At the time, Fox executives made the point that the network gets paid from C3 or C7 ratings (the average commercial ratings plus three or seven days of time-shifting). But when has Fox, or any other network, released those C3 numbers regularly?
The answer: hardly ever. Now, to be fair, some of this has to do with the release of that data, an odd timing of every two weeks or so from Nielsen.
Since Fox made it a point of bringing up that it gets paid on these ratings -- actually singling out C7 in particular -- should you expect to see this data as well? Don’t hold your breath.
Why not? We are not sure. Perhaps it is too close to business affairs. But C3 (primarily) and C7 (a growing metric) are virtually the only media point measures for TV advertisers when it comes to prime-time, non-sports, non-news programming.
This C3 data -- as flawed as it might be for many -- is the “currency” for how and where national TV advertisers will spend their media dollars. (TV sports and news get bought by advertisers with little time-shifting data, since viewership is virtually all live).

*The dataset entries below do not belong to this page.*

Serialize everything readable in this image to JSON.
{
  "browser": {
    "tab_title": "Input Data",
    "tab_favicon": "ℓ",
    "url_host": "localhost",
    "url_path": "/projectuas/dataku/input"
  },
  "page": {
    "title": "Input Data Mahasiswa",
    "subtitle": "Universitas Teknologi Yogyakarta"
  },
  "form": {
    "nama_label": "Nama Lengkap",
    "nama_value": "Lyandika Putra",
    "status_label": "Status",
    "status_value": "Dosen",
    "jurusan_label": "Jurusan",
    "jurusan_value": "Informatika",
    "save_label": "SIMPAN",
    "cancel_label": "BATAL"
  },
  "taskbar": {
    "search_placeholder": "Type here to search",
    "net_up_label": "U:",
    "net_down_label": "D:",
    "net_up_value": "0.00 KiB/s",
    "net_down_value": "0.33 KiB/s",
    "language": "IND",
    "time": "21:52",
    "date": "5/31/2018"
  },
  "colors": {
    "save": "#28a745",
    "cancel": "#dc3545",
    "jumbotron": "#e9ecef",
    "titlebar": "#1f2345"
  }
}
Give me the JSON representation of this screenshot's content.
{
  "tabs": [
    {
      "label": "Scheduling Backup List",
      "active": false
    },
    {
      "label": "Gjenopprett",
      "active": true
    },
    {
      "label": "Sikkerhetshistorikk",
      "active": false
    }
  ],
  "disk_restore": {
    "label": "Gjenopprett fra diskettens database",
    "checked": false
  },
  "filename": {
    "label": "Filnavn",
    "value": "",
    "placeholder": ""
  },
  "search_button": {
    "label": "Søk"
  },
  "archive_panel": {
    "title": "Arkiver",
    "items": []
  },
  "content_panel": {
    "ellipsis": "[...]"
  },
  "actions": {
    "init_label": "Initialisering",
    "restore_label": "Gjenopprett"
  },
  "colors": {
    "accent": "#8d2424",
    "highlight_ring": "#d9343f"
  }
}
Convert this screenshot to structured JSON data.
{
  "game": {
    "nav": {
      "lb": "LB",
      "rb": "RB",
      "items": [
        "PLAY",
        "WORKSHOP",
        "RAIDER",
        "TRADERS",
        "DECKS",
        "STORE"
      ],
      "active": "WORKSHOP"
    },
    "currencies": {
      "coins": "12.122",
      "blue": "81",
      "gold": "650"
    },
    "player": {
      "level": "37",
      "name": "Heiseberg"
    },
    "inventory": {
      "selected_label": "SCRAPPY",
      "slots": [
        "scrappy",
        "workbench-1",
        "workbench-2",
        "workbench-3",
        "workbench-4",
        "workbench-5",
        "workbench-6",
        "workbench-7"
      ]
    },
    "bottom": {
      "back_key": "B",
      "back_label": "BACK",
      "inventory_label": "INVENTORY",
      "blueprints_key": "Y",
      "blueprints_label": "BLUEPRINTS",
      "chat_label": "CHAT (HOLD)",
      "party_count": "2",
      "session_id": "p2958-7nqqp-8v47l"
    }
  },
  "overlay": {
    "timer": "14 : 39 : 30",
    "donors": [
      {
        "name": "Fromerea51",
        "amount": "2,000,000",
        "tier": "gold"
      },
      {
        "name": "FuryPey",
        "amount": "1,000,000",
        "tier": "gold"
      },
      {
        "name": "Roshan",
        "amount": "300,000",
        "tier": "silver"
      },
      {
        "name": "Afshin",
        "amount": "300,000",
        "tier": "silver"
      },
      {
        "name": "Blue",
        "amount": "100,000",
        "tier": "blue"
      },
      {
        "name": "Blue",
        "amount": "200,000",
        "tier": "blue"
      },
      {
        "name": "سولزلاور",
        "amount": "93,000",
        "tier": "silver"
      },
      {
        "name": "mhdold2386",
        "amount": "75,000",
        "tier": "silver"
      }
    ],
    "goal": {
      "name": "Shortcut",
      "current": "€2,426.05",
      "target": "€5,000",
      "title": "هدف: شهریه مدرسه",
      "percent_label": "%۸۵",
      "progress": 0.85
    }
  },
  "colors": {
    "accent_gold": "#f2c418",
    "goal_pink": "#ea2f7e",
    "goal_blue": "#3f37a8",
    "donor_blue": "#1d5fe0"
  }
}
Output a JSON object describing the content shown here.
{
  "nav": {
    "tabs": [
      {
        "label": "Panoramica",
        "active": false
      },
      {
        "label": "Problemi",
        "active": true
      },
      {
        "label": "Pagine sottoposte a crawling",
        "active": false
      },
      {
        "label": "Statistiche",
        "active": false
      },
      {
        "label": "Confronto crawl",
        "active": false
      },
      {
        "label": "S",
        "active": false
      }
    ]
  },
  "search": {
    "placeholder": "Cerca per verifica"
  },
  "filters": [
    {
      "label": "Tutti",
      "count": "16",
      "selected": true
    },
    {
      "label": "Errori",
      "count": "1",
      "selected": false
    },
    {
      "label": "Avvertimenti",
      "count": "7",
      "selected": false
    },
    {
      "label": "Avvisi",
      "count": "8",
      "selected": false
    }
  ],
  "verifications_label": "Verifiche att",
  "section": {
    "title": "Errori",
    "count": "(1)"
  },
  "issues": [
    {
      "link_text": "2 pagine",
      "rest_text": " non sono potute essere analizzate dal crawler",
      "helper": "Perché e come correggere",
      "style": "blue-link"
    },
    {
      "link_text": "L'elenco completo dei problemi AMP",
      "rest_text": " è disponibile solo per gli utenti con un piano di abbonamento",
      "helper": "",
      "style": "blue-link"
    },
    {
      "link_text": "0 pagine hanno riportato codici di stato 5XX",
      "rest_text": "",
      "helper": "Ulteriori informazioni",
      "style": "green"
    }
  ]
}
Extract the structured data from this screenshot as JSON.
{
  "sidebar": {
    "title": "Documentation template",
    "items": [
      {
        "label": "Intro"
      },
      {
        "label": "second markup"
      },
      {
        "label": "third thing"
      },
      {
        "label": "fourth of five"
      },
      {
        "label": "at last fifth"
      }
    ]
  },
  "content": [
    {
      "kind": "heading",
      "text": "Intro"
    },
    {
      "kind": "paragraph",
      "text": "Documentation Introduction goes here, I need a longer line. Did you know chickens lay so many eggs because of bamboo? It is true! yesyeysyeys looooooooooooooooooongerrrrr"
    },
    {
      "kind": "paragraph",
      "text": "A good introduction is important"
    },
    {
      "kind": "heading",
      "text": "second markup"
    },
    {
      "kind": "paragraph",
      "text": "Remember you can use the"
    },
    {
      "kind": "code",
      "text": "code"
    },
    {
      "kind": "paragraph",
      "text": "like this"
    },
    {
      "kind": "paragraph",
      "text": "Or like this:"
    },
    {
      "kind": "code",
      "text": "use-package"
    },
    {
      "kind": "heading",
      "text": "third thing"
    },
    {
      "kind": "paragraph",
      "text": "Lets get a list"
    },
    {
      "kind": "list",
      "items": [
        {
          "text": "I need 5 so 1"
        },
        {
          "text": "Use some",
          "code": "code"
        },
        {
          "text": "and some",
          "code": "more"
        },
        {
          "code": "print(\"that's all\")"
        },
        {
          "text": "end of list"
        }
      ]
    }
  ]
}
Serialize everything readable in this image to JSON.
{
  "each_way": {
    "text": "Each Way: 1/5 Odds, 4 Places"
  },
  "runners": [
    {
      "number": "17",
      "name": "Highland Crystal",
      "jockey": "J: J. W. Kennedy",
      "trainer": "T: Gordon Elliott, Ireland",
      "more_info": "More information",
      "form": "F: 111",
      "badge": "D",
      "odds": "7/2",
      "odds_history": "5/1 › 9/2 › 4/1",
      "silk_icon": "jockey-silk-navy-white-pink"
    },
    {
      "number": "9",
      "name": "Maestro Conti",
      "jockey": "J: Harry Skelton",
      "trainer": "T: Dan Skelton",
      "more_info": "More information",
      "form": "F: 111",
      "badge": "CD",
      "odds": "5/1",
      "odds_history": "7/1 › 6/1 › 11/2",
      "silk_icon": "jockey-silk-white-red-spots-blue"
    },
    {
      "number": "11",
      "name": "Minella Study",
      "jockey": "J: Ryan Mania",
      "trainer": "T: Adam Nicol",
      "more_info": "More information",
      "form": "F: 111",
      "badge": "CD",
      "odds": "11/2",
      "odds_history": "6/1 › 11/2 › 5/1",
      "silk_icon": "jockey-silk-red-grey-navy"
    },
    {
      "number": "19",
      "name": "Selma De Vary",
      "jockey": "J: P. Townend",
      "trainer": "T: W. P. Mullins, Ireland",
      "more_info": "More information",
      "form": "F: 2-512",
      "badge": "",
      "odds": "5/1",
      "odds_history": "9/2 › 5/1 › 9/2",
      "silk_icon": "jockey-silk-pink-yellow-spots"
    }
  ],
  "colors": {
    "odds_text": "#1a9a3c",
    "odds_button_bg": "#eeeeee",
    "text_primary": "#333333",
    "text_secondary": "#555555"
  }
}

TV executives complain live program data doesn’t amount to anything. But media agencies -- in lieu of daily commercial ratings releases -- use live program plus same day ratings as a predictor of what a specific episode of a TV shows will do under C3 data.
And for others -- TV producers and executives -- live program data still offer some insights, knowing how many people watched a linear airing of a TV show as soon as it was available.
Everyone talks about big data. There is so much of it, and business executives can slice and dice for their needs. But maybe not everyone thinks that way.